Task to carry out: Every entry that follows is to be set down exactly, with its pictures omitted.

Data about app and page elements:
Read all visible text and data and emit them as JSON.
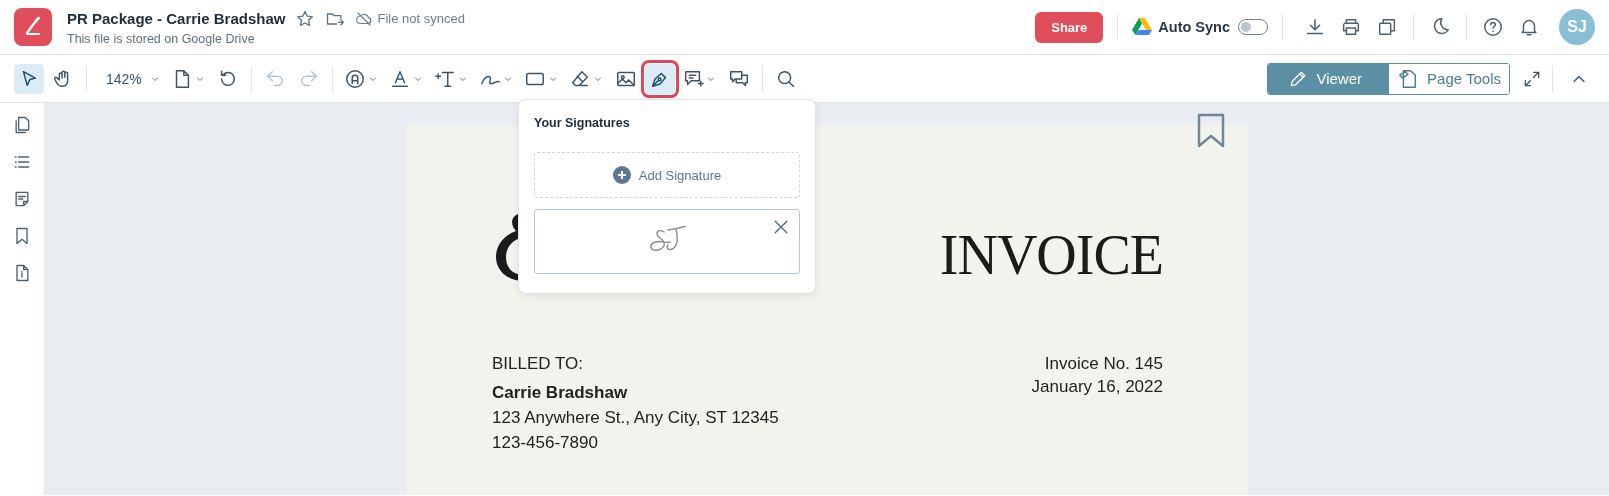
{
  "header": {
    "title": "PR Package - Carrie Bradshaw",
    "subtitle": "This file is stored on Google Drive",
    "sync_status": "File not synced",
    "share": "Share",
    "auto_sync": {
      "label": "Auto Sync",
      "on": false
    },
    "avatar": "SJ"
  },
  "toolbar": {
    "groups": [
      {
        "tools": [
          {
            "kind": "tool",
            "selected": true,
            "disabled": false,
            "menu": false,
            "marked": false
          },
          {
            "kind": "tool",
            "selected": false,
            "disabled": false,
            "menu": false,
            "marked": false
          }
        ]
      },
      {
        "tools": [
          {
            "kind": "zoom",
            "label": "142%",
            "selected": false,
            "disabled": false,
            "menu": true,
            "marked": false
          },
          {
            "kind": "tool",
            "selected": false,
            "disabled": false,
            "menu": true,
            "marked": false
          },
          {
            "kind": "tool",
            "selected": false,
            "disabled": false,
            "menu": false,
            "marked": false
          }
        ]
      },
      {
        "tools": [
          {
            "kind": "tool",
            "selected": false,
            "disabled": true,
            "menu": false,
            "marked": false
          },
          {
            "kind": "tool",
            "selected": false,
            "disabled": true,
            "menu": false,
            "marked": false
          }
        ]
      },
      {
        "tools": [
          {
            "kind": "tool",
            "selected": false,
            "disabled": false,
            "menu": true,
            "marked": false
          },
          {
            "kind": "tool",
            "selected": false,
            "disabled": false,
            "menu": true,
            "marked": false
          },
          {
            "kind": "tool",
            "selected": false,
            "disabled": false,
            "menu": true,
            "marked": false
          },
          {
            "kind": "tool",
            "selected": false,
            "disabled": false,
            "menu": true,
            "marked": false
          },
          {
            "kind": "tool",
            "selected": false,
            "disabled": false,
            "menu": true,
            "marked": false
          },
          {
            "kind": "tool",
            "selected": false,
            "disabled": false,
            "menu": true,
            "marked": false
          },
          {
            "kind": "tool",
            "selected": false,
            "disabled": false,
            "menu": false,
            "marked": false
          },
          {
            "kind": "tool",
            "selected": true,
            "disabled": false,
            "menu": false,
            "marked": true
          },
          {
            "kind": "tool",
            "selected": false,
            "disabled": false,
            "menu": true,
            "marked": false
          },
          {
            "kind": "tool",
            "selected": false,
            "disabled": false,
            "menu": false,
            "marked": false
          }
        ]
      },
      {
        "tools": [
          {
            "kind": "tool",
            "selected": false,
            "disabled": false,
            "menu": false,
            "marked": false
          }
        ]
      }
    ],
    "modes": [
      {
        "label": "Viewer",
        "selected": true
      },
      {
        "label": "Page Tools",
        "selected": false
      }
    ]
  },
  "signature_popup": {
    "title": "Your Signatures",
    "add_label": "Add Signature"
  },
  "document": {
    "title": "INVOICE",
    "billed_to_label": "BILLED TO:",
    "client_name": "Carrie Bradshaw",
    "address_lines": [
      "123 Anywhere St., Any City, ST 12345",
      "123-456-7890"
    ],
    "invoice_lines": [
      "Invoice No. 145",
      "January 16, 2022"
    ]
  }
}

Response to the task:
Read all visible text and data and emit them as JSON.
{
  "header": {
    "title": "PR Package - Carrie Bradshaw",
    "subtitle": "This file is stored on Google Drive",
    "sync_status": "File not synced",
    "share": "Share",
    "auto_sync": {
      "label": "Auto Sync",
      "on": false
    },
    "avatar": "SJ"
  },
  "toolbar": {
    "groups": [
      {
        "tools": [
          {
            "kind": "tool",
            "selected": true,
            "disabled": false,
            "menu": false,
            "marked": false
          },
          {
            "kind": "tool",
            "selected": false,
            "disabled": false,
            "menu": false,
            "marked": false
          }
        ]
      },
      {
        "tools": [
          {
            "kind": "zoom",
            "label": "142%",
            "selected": false,
            "disabled": false,
            "menu": true,
            "marked": false
          },
          {
            "kind": "tool",
            "selected": false,
            "disabled": false,
            "menu": true,
            "marked": false
          },
          {
            "kind": "tool",
            "selected": false,
            "disabled": false,
            "menu": false,
            "marked": false
          }
        ]
      },
      {
        "tools": [
          {
            "kind": "tool",
            "selected": false,
            "disabled": true,
            "menu": false,
            "marked": false
          },
          {
            "kind": "tool",
            "selected": false,
            "disabled": true,
            "menu": false,
            "marked": false
          }
        ]
      },
      {
        "tools": [
          {
            "kind": "tool",
            "selected": false,
            "disabled": false,
            "menu": true,
            "marked": false
          },
          {
            "kind": "tool",
            "selected": false,
            "disabled": false,
            "menu": true,
            "marked": false
          },
          {
            "kind": "tool",
            "selected": false,
            "disabled": false,
            "menu": true,
            "marked": false
          },
          {
            "kind": "tool",
            "selected": false,
            "disabled": false,
            "menu": true,
            "marked": false
          },
          {
            "kind": "tool",
            "selected": false,
            "disabled": false,
            "menu": true,
            "marked": false
          },
          {
            "kind": "tool",
            "selected": false,
            "disabled": false,
            "menu": true,
            "marked": false
          },
          {
            "kind": "tool",
            "selected": false,
            "disabled": false,
            "menu": false,
            "marked": false
          },
          {
            "kind": "tool",
            "selected": true,
            "disabled": false,
            "menu": false,
            "marked": true
          },
          {
            "kind": "tool",
            "selected": false,
            "disabled": false,
            "menu": true,
            "marked": false
          },
          {
            "kind": "tool",
            "selected": false,
            "disabled": false,
            "menu": false,
            "marked": false
          }
        ]
      },
      {
        "tools": [
          {
            "kind": "tool",
            "selected": false,
            "disabled": false,
            "menu": false,
            "marked": false
          }
        ]
      }
    ],
    "modes": [
      {
        "label": "Viewer",
        "selected": true
      },
      {
        "label": "Page Tools",
        "selected": false
      }
    ]
  },
  "signature_popup": {
    "title": "Your Signatures",
    "add_label": "Add Signature"
  },
  "document": {
    "title": "INVOICE",
    "billed_to_label": "BILLED TO:",
    "client_name": "Carrie Bradshaw",
    "address_lines": [
      "123 Anywhere St., Any City, ST 12345",
      "123-456-7890"
    ],
    "invoice_lines": [
      "Invoice No. 145",
      "January 16, 2022"
    ]
  }
}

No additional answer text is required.